BEGIN

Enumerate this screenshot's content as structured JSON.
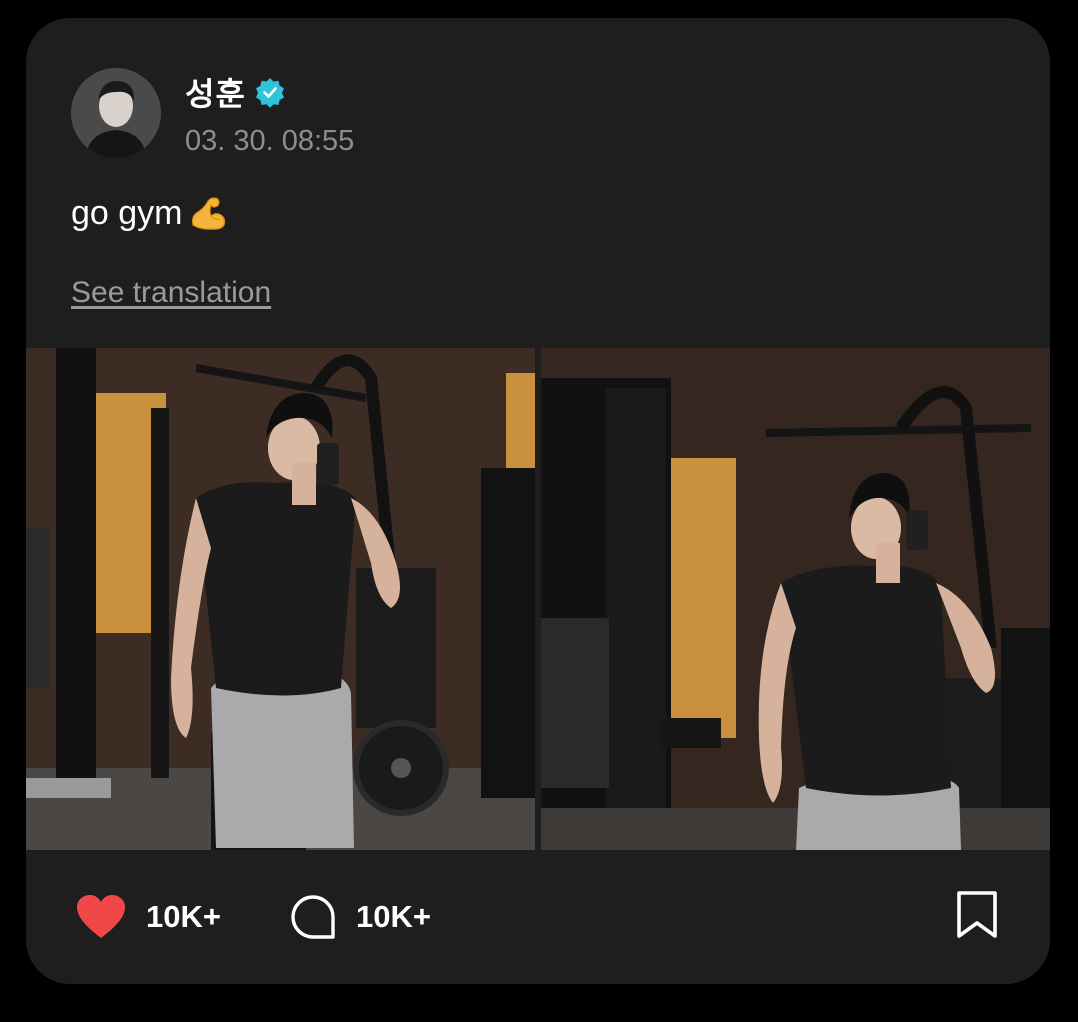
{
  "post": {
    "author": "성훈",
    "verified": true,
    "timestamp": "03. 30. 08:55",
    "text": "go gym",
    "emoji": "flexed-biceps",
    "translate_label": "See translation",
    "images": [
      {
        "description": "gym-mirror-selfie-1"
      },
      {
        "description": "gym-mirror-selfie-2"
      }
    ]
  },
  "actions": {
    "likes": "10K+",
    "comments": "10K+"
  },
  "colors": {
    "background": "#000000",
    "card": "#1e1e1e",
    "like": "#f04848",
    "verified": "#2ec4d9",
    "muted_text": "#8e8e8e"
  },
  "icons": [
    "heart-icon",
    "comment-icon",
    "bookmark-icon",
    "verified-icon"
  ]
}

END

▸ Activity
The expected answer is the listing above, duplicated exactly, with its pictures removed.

▸ Response to this task
Enumerate this screenshot's content as structured JSON.
{
  "post": {
    "author": "성훈",
    "verified": true,
    "timestamp": "03. 30. 08:55",
    "text": "go gym",
    "emoji": "flexed-biceps",
    "translate_label": "See translation",
    "images": [
      {
        "description": "gym-mirror-selfie-1"
      },
      {
        "description": "gym-mirror-selfie-2"
      }
    ]
  },
  "actions": {
    "likes": "10K+",
    "comments": "10K+"
  },
  "colors": {
    "background": "#000000",
    "card": "#1e1e1e",
    "like": "#f04848",
    "verified": "#2ec4d9",
    "muted_text": "#8e8e8e"
  },
  "icons": [
    "heart-icon",
    "comment-icon",
    "bookmark-icon",
    "verified-icon"
  ]
}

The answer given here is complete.